* _PROBLEM DETAILS_
Go through the lines below one by one and count those holding the string "border". Give the count alone.

☆ ☆ ☆ ☆ ☆ ☆ ☆

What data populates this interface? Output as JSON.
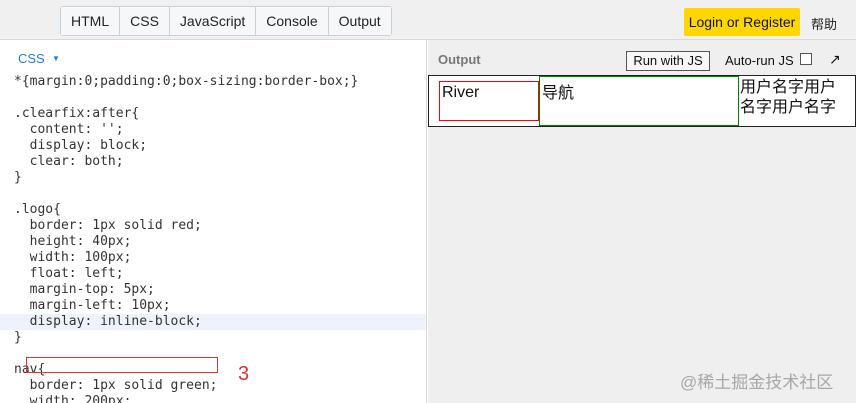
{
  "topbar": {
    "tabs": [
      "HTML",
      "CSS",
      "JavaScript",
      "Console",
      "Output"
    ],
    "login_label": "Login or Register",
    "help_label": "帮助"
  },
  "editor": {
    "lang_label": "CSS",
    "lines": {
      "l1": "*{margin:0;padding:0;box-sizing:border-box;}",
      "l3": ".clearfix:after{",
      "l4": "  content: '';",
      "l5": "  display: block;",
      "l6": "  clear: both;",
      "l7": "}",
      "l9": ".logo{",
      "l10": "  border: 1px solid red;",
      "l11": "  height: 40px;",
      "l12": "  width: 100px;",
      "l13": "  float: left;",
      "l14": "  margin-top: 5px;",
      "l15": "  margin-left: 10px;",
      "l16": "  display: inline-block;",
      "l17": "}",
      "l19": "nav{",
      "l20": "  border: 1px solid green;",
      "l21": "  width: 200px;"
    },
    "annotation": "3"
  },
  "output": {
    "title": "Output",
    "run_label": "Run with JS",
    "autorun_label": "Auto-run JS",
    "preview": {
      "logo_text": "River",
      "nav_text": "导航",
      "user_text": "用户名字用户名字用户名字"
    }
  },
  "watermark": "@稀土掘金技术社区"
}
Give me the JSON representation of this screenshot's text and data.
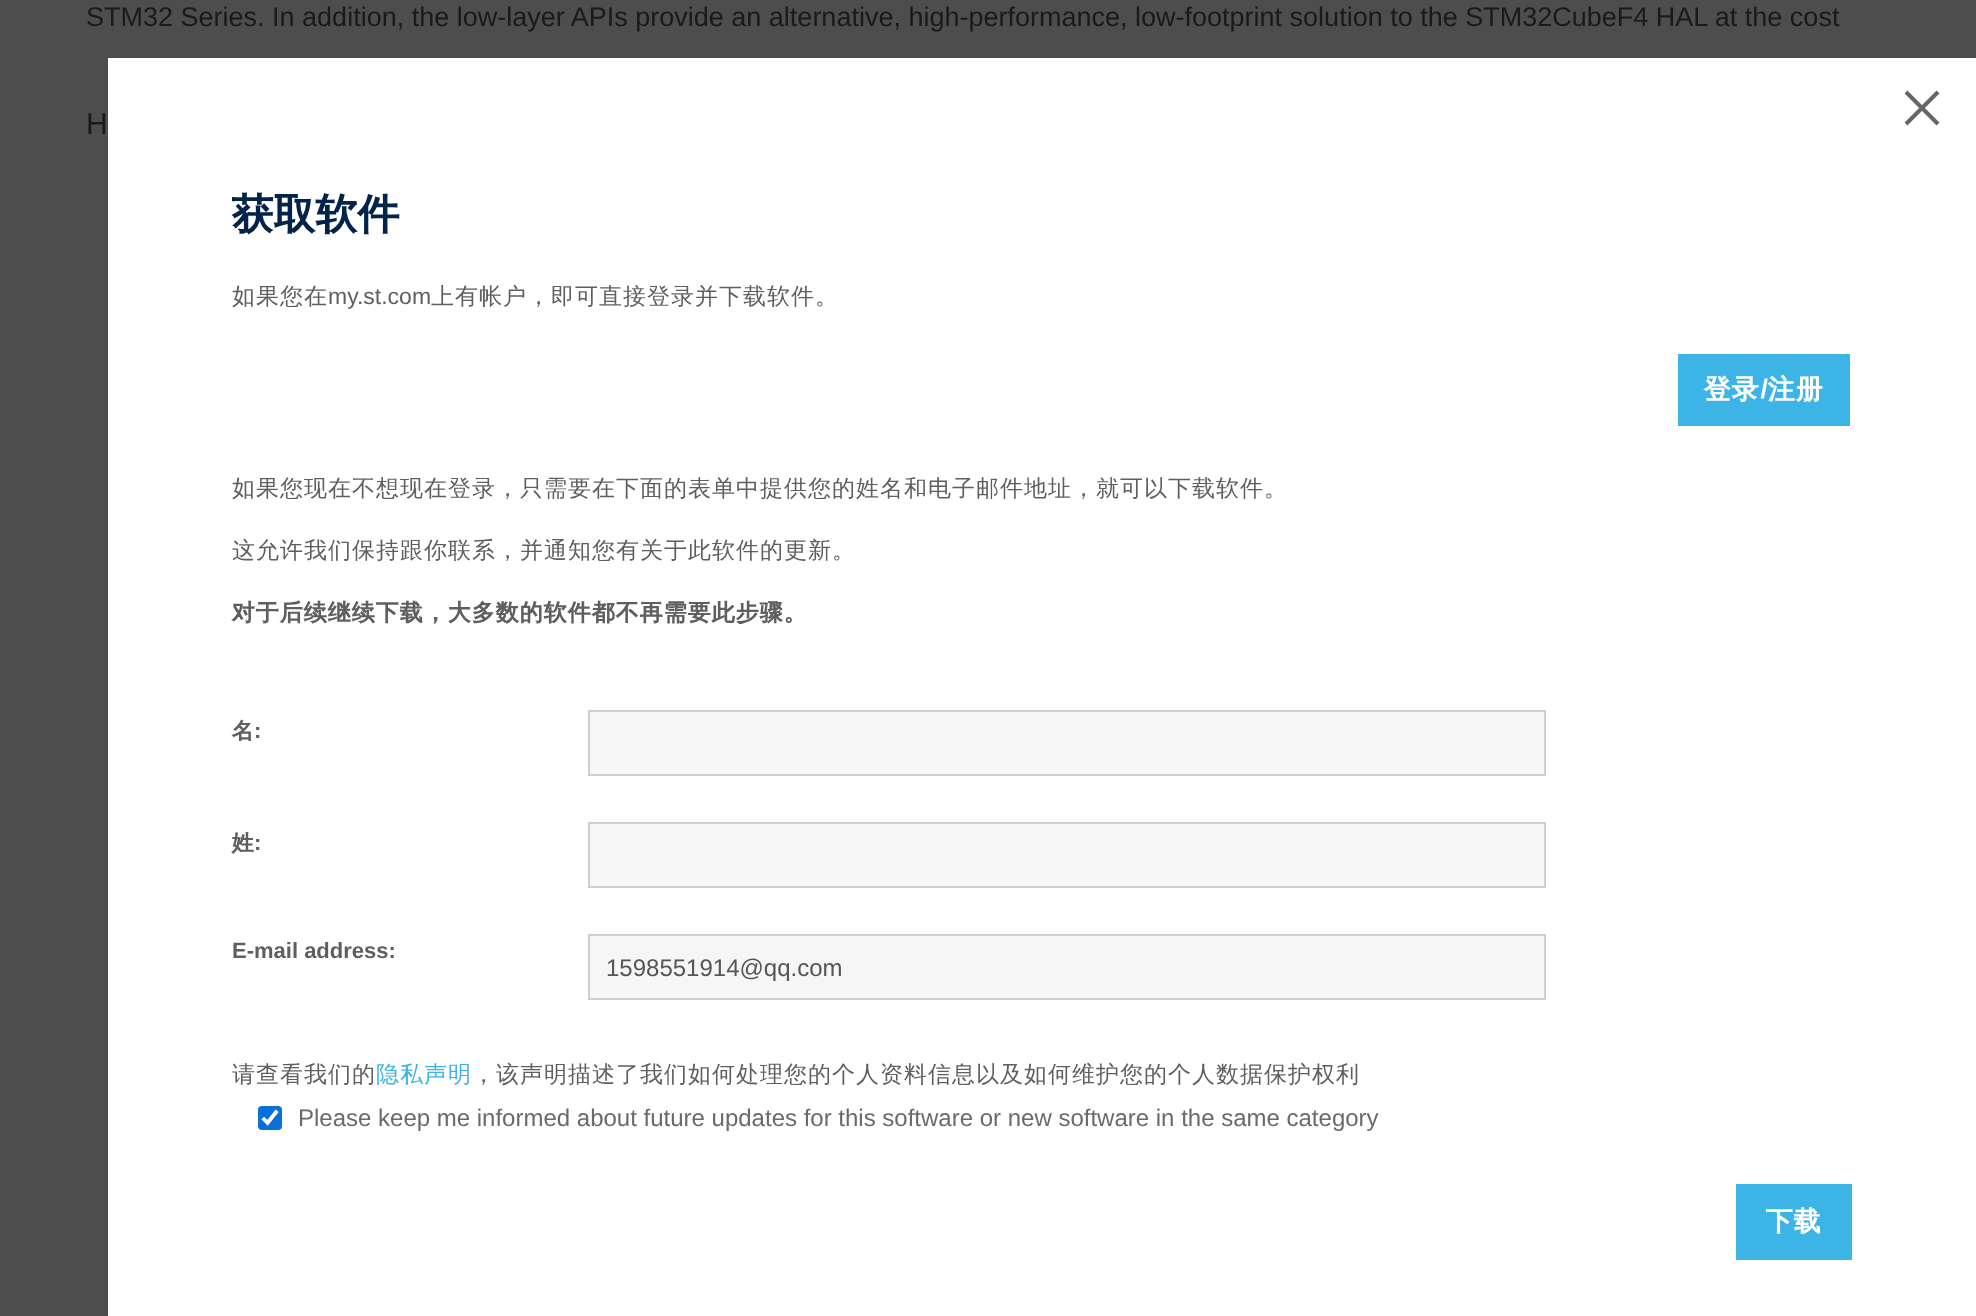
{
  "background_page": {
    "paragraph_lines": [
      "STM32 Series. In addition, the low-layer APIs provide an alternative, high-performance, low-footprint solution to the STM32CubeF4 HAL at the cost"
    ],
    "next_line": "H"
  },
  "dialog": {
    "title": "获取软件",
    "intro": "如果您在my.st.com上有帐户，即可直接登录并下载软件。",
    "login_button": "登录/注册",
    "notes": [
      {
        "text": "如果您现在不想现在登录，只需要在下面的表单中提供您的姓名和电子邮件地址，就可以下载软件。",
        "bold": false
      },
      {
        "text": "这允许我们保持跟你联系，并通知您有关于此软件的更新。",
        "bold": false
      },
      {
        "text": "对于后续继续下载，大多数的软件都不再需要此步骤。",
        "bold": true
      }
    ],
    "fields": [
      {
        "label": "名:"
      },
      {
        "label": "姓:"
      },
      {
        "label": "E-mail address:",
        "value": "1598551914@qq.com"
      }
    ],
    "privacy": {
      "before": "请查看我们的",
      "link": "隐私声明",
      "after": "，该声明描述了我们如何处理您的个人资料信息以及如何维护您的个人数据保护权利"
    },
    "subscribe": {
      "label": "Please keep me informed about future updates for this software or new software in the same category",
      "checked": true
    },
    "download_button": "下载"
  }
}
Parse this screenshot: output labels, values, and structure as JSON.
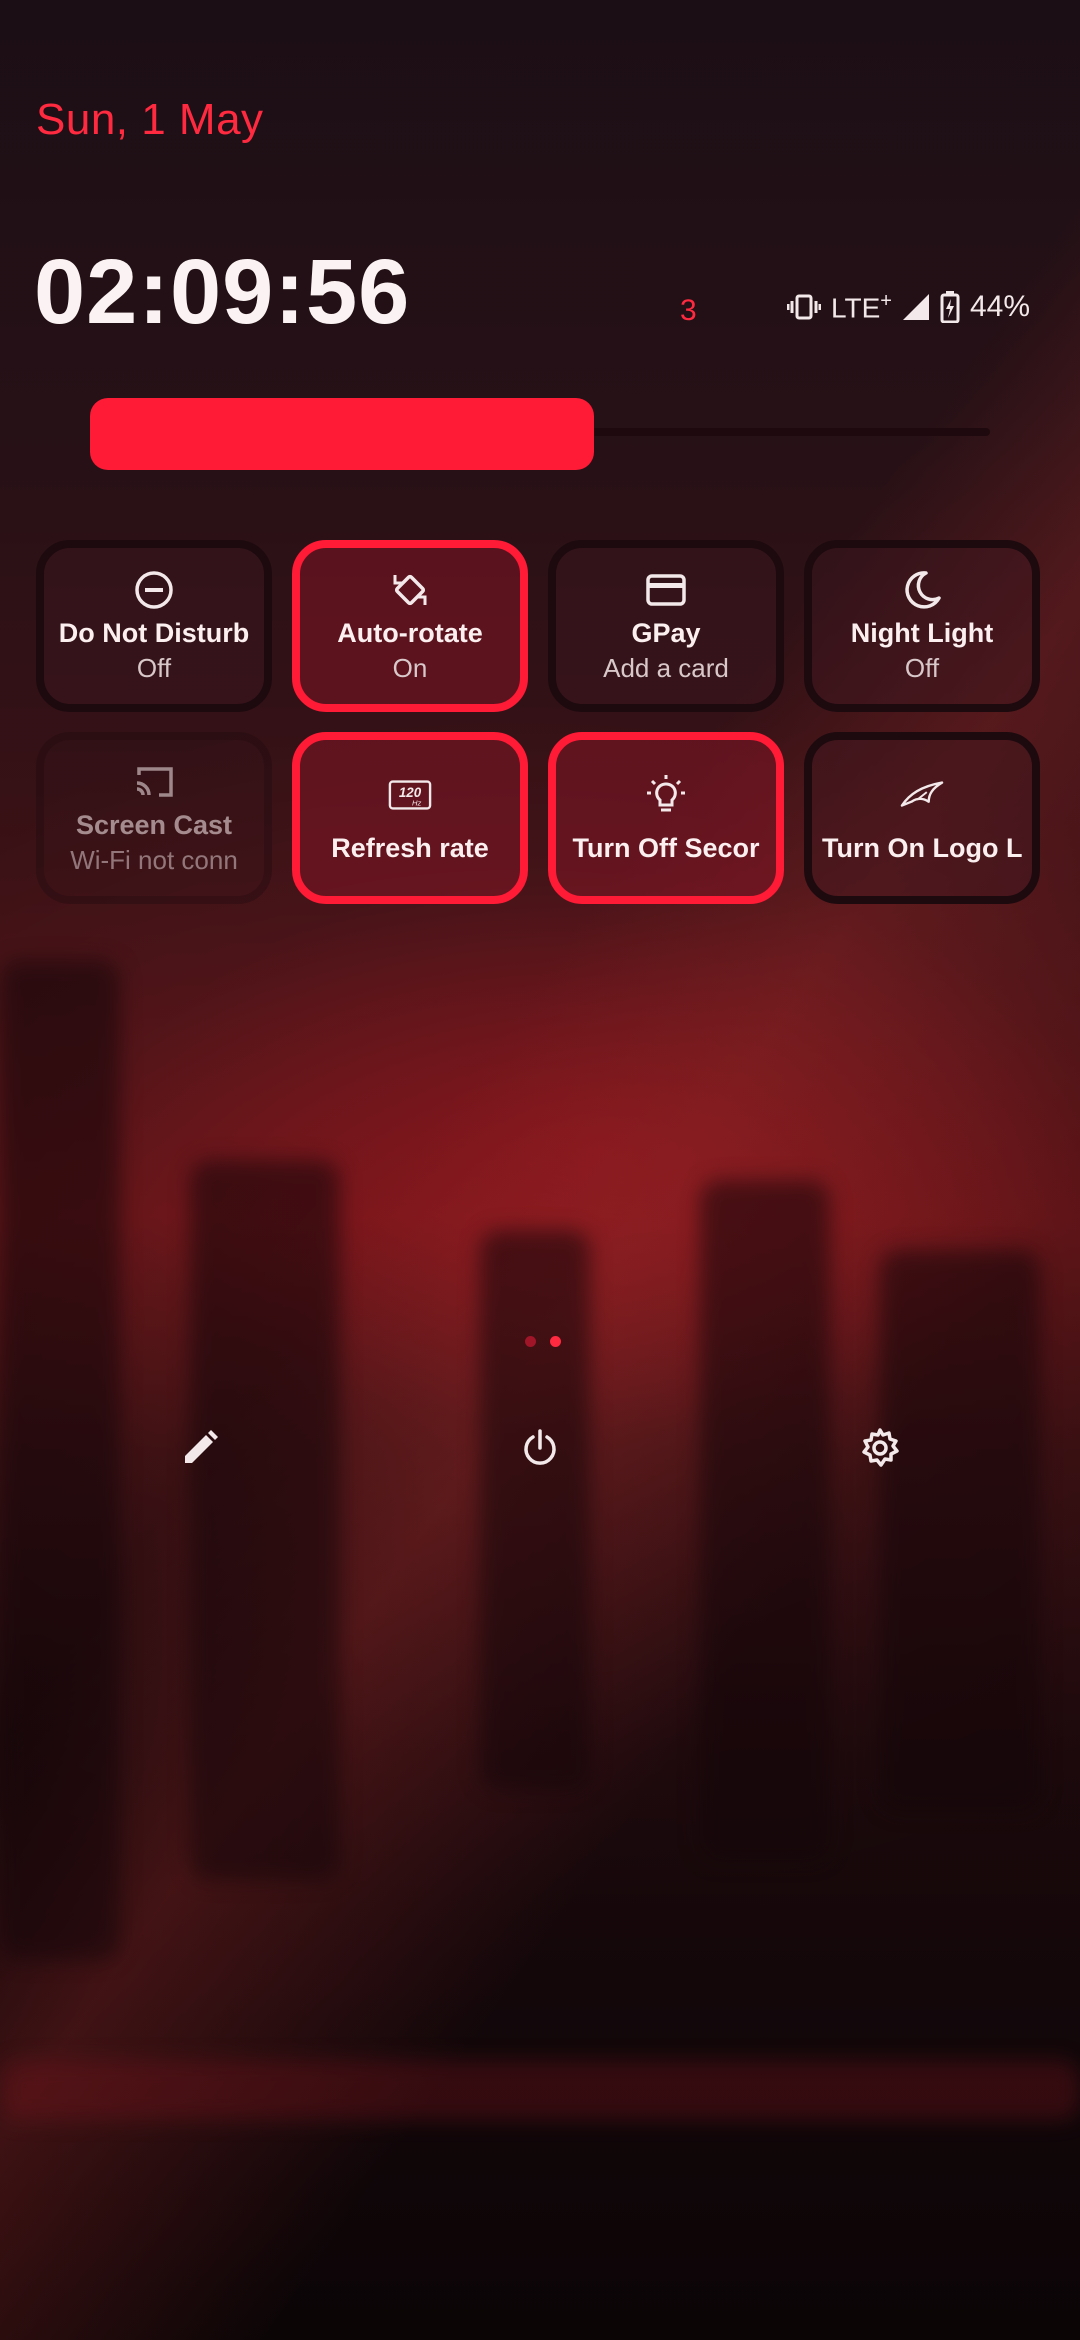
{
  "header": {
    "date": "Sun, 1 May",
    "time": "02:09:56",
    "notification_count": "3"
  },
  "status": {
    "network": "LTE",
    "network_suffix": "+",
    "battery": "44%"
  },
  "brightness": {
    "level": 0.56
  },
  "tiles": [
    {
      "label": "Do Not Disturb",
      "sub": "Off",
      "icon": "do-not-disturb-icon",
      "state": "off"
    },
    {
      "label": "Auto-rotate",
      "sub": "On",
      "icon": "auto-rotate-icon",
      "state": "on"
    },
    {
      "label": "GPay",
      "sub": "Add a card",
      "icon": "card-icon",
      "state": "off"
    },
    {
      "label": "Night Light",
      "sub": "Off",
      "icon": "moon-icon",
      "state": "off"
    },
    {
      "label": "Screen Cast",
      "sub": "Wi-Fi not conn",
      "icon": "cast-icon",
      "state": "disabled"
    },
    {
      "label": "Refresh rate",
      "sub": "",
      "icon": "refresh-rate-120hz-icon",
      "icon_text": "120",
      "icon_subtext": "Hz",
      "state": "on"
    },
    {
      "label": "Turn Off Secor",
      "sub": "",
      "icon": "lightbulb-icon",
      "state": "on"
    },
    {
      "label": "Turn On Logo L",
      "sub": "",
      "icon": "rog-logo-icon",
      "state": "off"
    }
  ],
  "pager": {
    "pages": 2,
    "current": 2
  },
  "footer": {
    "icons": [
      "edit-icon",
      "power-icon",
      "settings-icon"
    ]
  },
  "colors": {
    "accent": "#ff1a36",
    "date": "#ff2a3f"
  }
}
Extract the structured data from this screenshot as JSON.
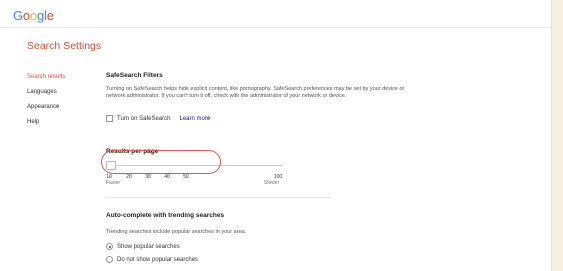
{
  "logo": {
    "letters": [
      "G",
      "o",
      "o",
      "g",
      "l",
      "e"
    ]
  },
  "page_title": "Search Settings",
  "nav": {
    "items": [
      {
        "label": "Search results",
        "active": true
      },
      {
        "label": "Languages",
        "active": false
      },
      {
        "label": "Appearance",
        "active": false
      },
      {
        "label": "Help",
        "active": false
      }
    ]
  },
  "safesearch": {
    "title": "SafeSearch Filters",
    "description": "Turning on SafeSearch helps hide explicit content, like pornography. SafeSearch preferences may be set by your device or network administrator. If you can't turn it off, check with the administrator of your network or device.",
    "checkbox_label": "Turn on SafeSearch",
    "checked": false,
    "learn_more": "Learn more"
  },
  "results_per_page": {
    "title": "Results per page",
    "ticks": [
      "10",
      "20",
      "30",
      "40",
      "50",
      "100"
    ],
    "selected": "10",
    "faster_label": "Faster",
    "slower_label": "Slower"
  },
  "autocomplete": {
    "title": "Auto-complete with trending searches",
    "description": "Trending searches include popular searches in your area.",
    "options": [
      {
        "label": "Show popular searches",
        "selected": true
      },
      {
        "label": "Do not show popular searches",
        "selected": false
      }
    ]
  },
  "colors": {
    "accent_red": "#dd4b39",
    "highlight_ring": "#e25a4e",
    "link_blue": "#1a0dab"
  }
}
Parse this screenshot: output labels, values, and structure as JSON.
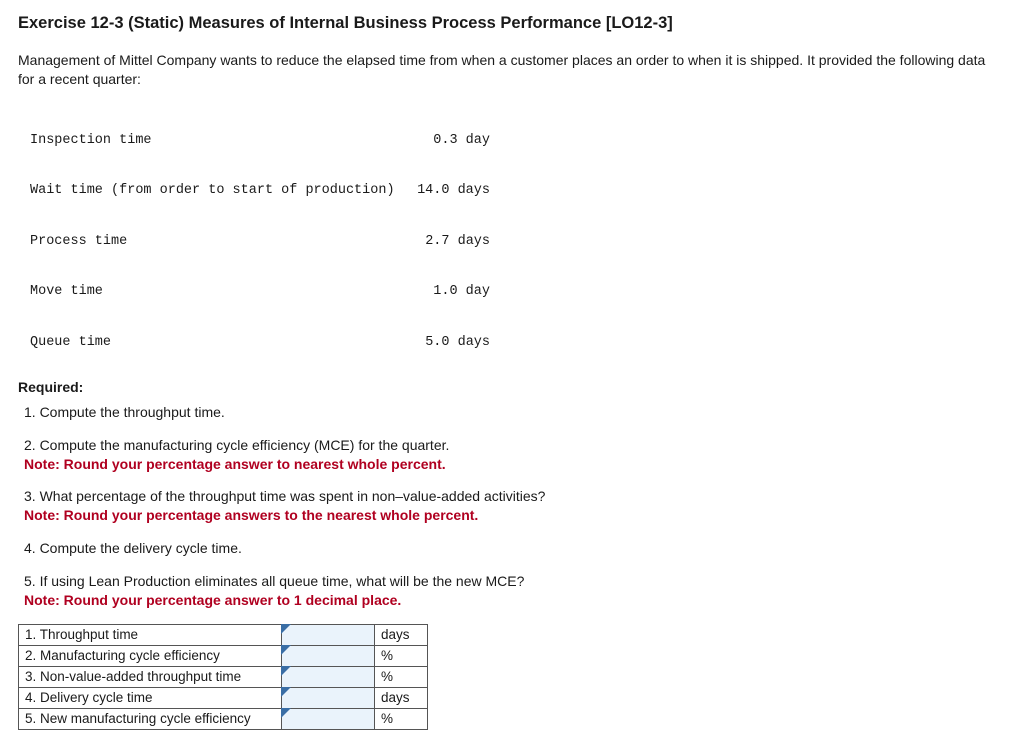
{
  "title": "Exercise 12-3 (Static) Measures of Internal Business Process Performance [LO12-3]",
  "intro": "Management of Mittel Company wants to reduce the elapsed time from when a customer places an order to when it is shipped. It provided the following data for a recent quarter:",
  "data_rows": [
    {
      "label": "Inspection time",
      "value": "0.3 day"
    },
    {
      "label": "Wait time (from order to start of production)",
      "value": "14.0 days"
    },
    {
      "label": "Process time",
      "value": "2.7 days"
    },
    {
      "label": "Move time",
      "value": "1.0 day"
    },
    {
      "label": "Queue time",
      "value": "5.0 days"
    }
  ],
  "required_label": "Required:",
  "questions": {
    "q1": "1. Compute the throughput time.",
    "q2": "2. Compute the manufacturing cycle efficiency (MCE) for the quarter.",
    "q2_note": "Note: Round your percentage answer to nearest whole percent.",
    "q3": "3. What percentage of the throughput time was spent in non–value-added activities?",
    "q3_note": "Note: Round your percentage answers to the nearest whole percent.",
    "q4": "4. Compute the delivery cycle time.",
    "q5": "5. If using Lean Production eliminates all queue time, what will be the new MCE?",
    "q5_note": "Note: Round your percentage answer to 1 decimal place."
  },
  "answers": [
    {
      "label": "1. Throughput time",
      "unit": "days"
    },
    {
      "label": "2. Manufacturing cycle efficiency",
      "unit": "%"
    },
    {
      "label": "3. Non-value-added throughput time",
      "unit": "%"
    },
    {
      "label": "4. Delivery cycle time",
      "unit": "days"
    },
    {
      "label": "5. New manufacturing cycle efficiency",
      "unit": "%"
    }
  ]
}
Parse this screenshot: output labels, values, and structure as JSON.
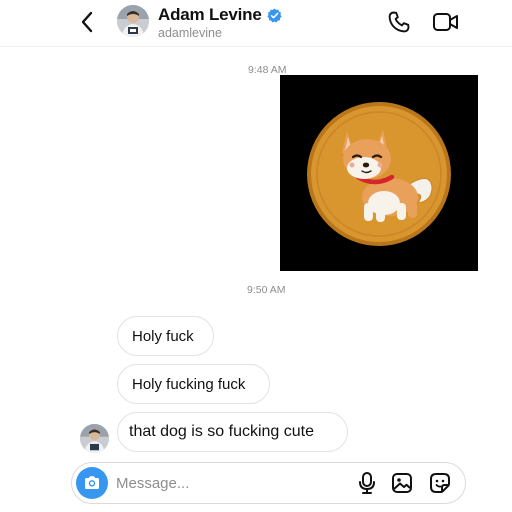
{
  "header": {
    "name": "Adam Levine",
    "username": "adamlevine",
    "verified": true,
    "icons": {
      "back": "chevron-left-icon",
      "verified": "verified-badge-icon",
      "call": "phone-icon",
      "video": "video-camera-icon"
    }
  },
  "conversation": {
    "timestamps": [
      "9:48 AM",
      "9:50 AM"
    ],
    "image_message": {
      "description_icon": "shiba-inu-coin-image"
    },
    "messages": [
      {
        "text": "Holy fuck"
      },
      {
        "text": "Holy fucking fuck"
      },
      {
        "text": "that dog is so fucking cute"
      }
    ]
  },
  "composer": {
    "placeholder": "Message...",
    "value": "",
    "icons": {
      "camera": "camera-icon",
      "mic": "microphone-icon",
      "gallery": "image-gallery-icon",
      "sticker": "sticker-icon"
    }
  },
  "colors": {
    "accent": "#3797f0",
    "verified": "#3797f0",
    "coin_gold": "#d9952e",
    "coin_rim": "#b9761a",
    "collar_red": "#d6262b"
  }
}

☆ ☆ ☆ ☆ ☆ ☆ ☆

* _TASK ANSWER_
3